Mounting alarm in Israel as negotiators inch toward Iran nuke deal

As Western powers give in on the last points of contention with Iran over their nuclear program, Israeli prime minister Benjamin Netanyahu is warning that, having come this far, negotiators are likely to accept a deal "at any price."


"If even after calls for America's destruction, the concessions continued, then it is clear that some are willing to make a deal at any price," Netanyahu said at a Likud faction meeting on Wednesday.

"Were it not for our efforts over the years, Iran would have accumulated nuclear weapons already. Our commitment to prevent Iran from acquiring a nuclear weapon still stands today."

Earlier, U.S. Secretary of State John Kerry, EU foreign policy chief Federica Mogherini and Iran's Foreign Minister Mohammad Javad Zarif met in Vienna on Monday afternoon, as an deal on Tehran's nuclear program inched ever closer.

Foreign ministers from the six world powers – the U.S., Russia, China, Germany, France and Britain – met in the Austrian capital earlier to discuss the final issues that remain unresolved with regard to the unfolding deal.

With an agreement apparently looming, France's Foreign Minister Laurent Fabius said there would be a statement on the talks in the afternoon.

Iranian President Hassan Rohani was also reportedly set to address his nation at  5:30 P.M. GMT (8:30 P.M. in Israel), but his office responded to the reports, saying that the Iranian leader would only address the nation after the talks have concluded.

Speaking to reporters outside the Palais Coburg hotel, where the negotiations are taking place, Chinese Foreign Minister Wang Yi said on Monday morning that conditions are ripe for a deal, and that additional delays should be avoided.

The head of the Iranian delegation, Abbas Araghchi, said Monday morning that there were still obstacles in the talks.

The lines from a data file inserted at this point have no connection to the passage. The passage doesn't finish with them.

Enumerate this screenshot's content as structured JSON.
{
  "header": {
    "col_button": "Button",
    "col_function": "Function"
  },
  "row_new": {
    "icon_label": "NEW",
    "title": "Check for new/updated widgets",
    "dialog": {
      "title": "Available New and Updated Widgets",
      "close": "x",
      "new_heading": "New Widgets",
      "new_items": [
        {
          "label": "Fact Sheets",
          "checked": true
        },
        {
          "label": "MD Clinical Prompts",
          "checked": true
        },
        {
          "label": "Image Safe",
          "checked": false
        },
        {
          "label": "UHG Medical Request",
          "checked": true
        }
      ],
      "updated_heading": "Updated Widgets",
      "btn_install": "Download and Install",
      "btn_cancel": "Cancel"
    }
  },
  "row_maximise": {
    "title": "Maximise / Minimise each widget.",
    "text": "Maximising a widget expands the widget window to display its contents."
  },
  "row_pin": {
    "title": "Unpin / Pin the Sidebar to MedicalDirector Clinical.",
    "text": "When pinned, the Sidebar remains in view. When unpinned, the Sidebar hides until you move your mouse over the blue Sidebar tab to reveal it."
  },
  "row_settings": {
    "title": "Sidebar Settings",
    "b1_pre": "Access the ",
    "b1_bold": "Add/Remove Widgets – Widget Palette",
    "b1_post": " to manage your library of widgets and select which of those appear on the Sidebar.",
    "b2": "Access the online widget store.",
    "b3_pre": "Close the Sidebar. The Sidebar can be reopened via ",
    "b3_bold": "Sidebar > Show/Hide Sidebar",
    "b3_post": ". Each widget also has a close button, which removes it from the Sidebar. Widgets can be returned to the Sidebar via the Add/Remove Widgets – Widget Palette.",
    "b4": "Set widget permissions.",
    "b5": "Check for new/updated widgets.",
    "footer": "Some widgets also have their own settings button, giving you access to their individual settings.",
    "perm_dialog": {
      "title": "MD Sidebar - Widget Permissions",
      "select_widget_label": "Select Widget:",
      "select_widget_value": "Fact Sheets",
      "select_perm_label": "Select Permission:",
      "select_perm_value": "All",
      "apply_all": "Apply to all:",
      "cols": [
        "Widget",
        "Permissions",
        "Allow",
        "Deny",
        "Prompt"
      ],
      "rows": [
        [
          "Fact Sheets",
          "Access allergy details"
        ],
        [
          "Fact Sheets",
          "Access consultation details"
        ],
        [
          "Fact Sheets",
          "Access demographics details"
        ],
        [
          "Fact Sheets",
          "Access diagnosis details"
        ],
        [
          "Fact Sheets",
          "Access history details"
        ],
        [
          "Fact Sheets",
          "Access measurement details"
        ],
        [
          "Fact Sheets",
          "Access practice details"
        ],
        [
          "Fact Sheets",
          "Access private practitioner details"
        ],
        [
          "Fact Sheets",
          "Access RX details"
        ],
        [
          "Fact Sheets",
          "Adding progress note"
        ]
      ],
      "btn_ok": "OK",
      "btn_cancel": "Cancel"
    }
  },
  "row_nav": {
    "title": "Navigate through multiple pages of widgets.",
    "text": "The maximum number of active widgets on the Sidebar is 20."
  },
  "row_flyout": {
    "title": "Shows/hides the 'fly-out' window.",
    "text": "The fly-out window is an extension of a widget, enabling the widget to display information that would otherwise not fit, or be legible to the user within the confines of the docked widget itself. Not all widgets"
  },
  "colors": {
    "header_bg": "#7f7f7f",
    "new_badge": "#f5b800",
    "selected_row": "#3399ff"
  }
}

He emphasized that the talks have reached a decisive point, though unresolved issues still remain.

"Some issues still remain unresolved and until they are solved, we cannot say an agreement has been reached," he said, adding that he is hopeful but that there is no guarantee that the sides will manage to announce a deal on Monday.

A Western diplomat familiar with the talks told Haaretz on Sunday that he was optimistic about the possibility of reaching a nuclear agreement and announcing it on Monday.

So the deal is all but done, and Prime Minister Netanyahu's efforts have apparently gone for naught.  And the notion that Iran can be trusted, which is forming much of the basis for this agreement, has been accepted with little opposition.

Sen. Bob Corker (R-Tenn.) said on Sunday that verification is key to any Iranian nuclear deal, adding that Tehran will “cheat by inches.”

The Senate Foreign Relations Committee Chairman added that Iran’s desire for nuclear weapons outweighs any diplomatic accord.

“We know they were building a bomb, we just don’t know how far along they were,” he said on NBC’s “Meet the Press.”

“I am concerned about this,” he added. “We have to make sure this is verifiable.”

Corker’s remarks come amid reports negotiators in Vienna are expected to reach a provisional deal curbing Iran’s nuclear program on Sunday.

Diplomats have missed four previous deadlines en route to the latest deadline on Monday.

Corker argued on Sunday that repeated delays in the talks over the last month benefit the U.S. and its allies.

“I am glad they are taking their time,” he said of negotiators.

“I actually think the deadline was working in Iran’s favor,” Corker added of the original June 30 end point for a final deal.

Congress now has 60 days to review any potential agreement as a result of the repeated extensions.

Corker vowed on Sunday that lawmakers would do what is best for both Americans and the greater international community too.

“We have a responsibility on this,” he said of Congress. “We understand our position.”

Congress is not going to like any inspections regime that does not include snap inspections of military installations in Iran.  If Kerry has given in on that issue, it will be very hard to get Congress to sign off on the deal.

There are probably a lot more objectionable provisions in the deal.  Democrats are going to have to decide where their loyalty lies – with President Obama or with the safety of America.

If you experience technical problems, please write to